By 1822 a small landing wharf had been built and the earliest Great Lakes steamboats, such as the Frontenac and the Niagara, docked there. But there was no harbour as such and the businessmen of Cobourg wanted better.
In 1829 the Legislature of the Province of Upper Canada passed a bill allowing construction of a wharf in Cobourg, and the joint stock Cobourg Harbour Company was soon created.
In short order, the Cobourg Star ran an advertisement asking for pine lumber to be delivered to the beach. By May 1832 the first pier was complete, reaching 152 metres into the lake from the bottom of Division Street.
Within eight years a second pier had been built, enclosing an area which could now honestly be referred to as a “harbour”.
By 1841 the harbour was bustling with activity, receiving immigrants and manufactured goods and exporting flour, corn, lumber, pork, wheat and wood. 597 vessels over 50,000kg, as well as many smaller vessels, called at the port that year.
In 1874, to solve the problem of silting and exposure to the open lake, the Canadian government built a breakwater on the western side of the harbour.

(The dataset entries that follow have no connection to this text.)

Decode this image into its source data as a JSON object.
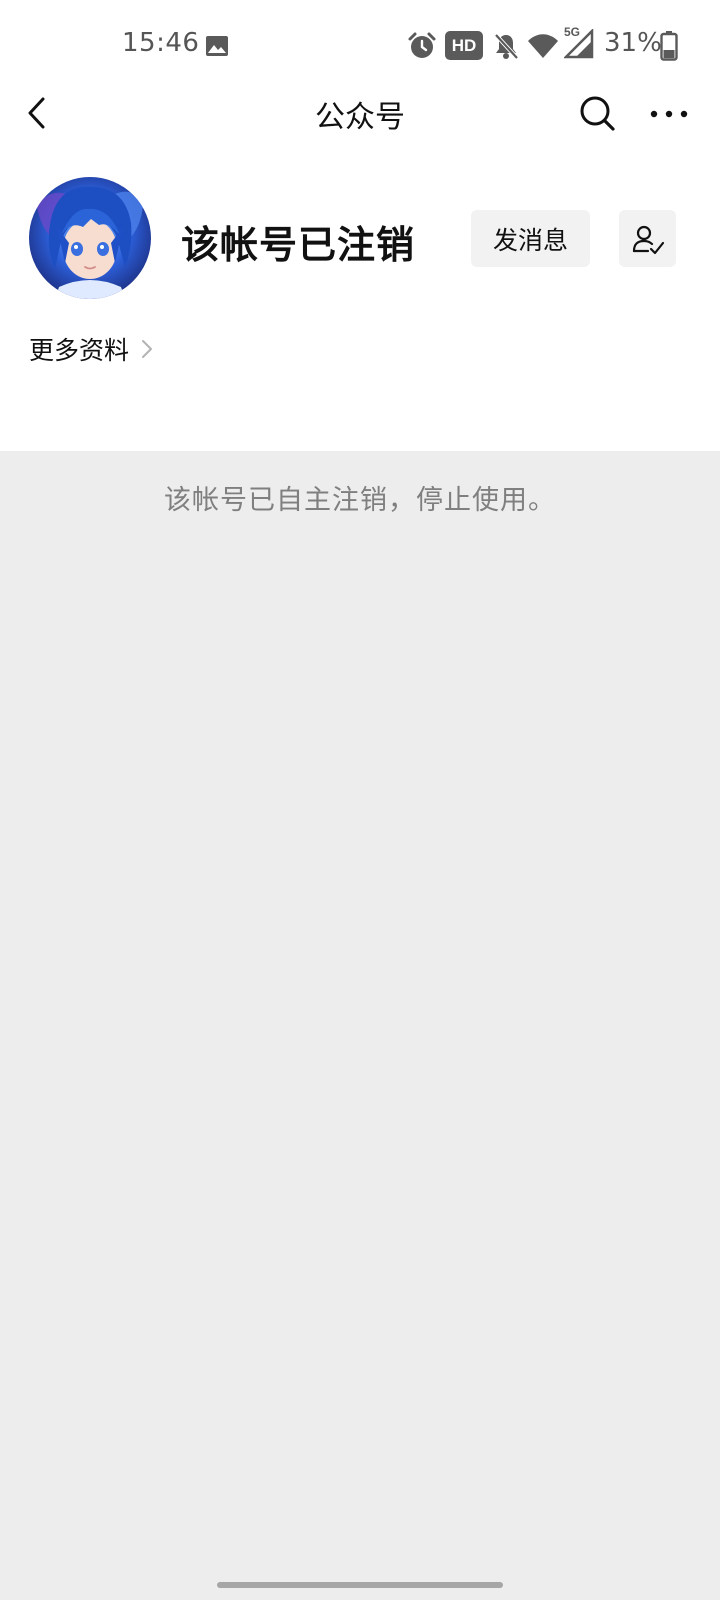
{
  "status_bar": {
    "time": "15:46",
    "battery_percent": "31%",
    "network_label": "5G",
    "hd_label": "HD",
    "icons": [
      "image-icon",
      "alarm-icon",
      "hd-icon",
      "mute-icon",
      "wifi-icon",
      "signal-icon",
      "battery-icon"
    ]
  },
  "nav": {
    "title": "公众号",
    "icons": [
      "back-icon",
      "search-icon",
      "more-icon"
    ]
  },
  "profile": {
    "account_name": "该帐号已注销",
    "send_message_label": "发消息",
    "more_info_label": "更多资料"
  },
  "content": {
    "notice": "该帐号已自主注销，停止使用。"
  }
}
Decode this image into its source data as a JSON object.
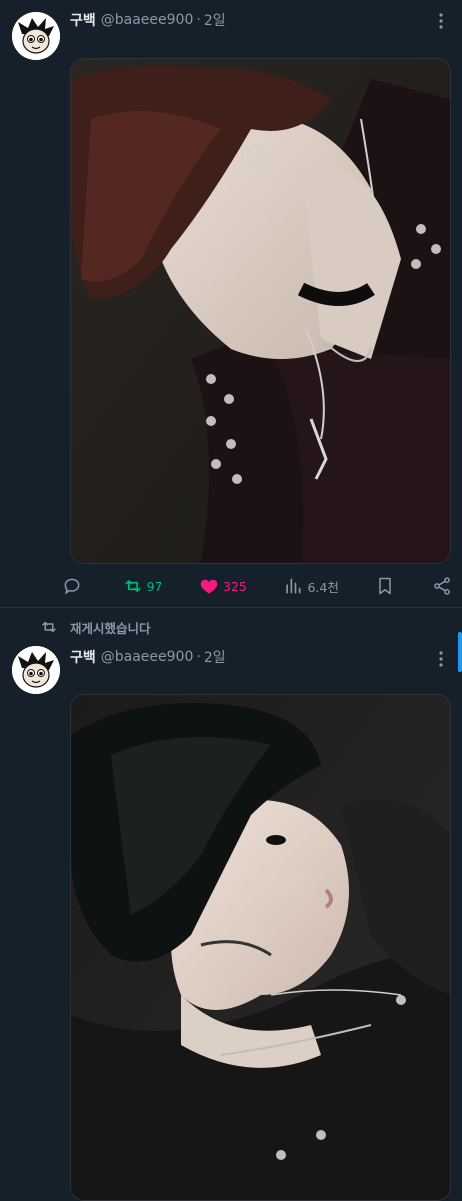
{
  "colors": {
    "background": "#15202b",
    "retweet_green": "#00ba7c",
    "like_pink": "#f91880",
    "muted": "#8b98a5",
    "accent": "#1d9bf0"
  },
  "tweets": [
    {
      "author_name": "구백",
      "handle": "@baaeee900",
      "separator": "·",
      "time": "2일",
      "more_icon": "more-vertical-icon",
      "media_alt": "illustration-dark-haired-figure-looking-down",
      "actions": {
        "reply": "",
        "retweets": "97",
        "likes": "325",
        "views": "6.4천"
      }
    },
    {
      "repost_label": "재게시했습니다",
      "author_name": "구백",
      "handle": "@baaeee900",
      "separator": "·",
      "time": "2일",
      "more_icon": "more-vertical-icon",
      "media_alt": "illustration-black-haired-figure-looking-up"
    }
  ]
}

It was named “Langevin Pier” after Sir Hector Langevin, Minister of Public Works.